Check each line of the data for "human", and copy the ones that have it.
· · · · · · ·
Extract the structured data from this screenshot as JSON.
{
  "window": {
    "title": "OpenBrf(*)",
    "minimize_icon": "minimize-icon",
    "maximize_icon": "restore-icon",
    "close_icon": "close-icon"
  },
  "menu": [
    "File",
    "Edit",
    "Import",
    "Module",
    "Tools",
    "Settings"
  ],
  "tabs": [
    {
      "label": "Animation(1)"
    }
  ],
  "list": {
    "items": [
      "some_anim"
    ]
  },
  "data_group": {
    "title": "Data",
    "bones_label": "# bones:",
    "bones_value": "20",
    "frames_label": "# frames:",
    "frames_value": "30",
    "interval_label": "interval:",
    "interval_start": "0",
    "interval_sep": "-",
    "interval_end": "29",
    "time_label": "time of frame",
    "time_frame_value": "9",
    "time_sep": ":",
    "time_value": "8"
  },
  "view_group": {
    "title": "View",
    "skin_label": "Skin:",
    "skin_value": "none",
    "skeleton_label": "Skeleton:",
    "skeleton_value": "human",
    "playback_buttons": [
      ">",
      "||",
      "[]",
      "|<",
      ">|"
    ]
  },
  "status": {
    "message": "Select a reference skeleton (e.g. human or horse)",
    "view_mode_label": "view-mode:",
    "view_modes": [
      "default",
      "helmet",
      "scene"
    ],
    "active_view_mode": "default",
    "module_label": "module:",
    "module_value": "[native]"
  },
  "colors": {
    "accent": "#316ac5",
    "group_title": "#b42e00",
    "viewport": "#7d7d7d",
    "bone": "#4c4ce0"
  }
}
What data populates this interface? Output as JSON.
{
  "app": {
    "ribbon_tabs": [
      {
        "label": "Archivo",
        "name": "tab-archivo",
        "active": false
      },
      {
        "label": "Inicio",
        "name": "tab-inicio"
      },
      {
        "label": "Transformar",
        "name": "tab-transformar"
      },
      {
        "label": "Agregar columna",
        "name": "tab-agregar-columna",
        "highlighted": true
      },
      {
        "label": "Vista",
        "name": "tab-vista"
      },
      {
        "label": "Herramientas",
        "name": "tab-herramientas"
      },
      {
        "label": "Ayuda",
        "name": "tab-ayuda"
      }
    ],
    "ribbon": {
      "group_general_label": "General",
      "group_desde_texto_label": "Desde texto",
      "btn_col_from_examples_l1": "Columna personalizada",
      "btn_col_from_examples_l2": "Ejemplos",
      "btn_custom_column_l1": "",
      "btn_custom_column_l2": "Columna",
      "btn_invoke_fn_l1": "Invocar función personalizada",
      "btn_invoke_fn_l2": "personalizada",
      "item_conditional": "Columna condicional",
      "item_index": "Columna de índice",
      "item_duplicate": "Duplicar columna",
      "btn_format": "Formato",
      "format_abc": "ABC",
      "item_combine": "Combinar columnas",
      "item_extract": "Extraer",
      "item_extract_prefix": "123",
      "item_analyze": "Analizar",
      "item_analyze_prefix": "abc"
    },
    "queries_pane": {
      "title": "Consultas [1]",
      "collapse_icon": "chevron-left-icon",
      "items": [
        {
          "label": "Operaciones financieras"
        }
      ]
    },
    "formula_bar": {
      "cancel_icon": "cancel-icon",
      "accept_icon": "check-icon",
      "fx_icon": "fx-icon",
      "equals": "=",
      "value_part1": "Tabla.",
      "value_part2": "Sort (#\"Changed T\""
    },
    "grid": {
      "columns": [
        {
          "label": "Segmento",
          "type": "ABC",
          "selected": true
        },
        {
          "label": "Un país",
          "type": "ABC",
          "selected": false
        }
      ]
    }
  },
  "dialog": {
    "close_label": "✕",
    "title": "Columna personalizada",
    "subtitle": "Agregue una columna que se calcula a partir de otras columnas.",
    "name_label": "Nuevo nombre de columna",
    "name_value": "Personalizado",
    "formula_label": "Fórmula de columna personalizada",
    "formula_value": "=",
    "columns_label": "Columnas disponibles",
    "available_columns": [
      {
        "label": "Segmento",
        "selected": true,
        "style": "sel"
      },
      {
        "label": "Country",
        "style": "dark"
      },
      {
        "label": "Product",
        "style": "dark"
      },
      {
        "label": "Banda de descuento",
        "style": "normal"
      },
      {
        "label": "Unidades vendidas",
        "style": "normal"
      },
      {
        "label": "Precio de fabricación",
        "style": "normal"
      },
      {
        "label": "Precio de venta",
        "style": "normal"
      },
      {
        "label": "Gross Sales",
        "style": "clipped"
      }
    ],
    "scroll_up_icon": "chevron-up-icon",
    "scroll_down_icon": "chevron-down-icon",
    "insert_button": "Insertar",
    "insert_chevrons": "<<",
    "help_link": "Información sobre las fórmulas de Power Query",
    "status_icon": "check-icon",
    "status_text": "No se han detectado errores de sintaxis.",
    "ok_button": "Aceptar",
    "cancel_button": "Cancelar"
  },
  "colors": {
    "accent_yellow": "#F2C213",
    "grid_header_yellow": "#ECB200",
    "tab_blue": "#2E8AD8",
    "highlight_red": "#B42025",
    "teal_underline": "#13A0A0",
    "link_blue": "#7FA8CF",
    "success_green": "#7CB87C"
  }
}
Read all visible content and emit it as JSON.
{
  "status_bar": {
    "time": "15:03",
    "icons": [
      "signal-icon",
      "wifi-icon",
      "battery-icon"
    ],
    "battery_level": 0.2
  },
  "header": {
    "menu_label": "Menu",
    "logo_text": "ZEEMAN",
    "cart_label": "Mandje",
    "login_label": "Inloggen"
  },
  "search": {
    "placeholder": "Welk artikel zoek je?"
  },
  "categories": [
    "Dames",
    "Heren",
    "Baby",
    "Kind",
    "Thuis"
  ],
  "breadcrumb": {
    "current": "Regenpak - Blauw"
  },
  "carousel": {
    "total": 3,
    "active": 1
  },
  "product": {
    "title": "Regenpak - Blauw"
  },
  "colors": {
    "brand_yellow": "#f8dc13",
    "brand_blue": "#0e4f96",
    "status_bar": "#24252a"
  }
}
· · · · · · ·
> **SOLVED EXERCISE**:
    "skeleton_value": "human",
    "message": "Select a reference skeleton (e.g. human or horse)",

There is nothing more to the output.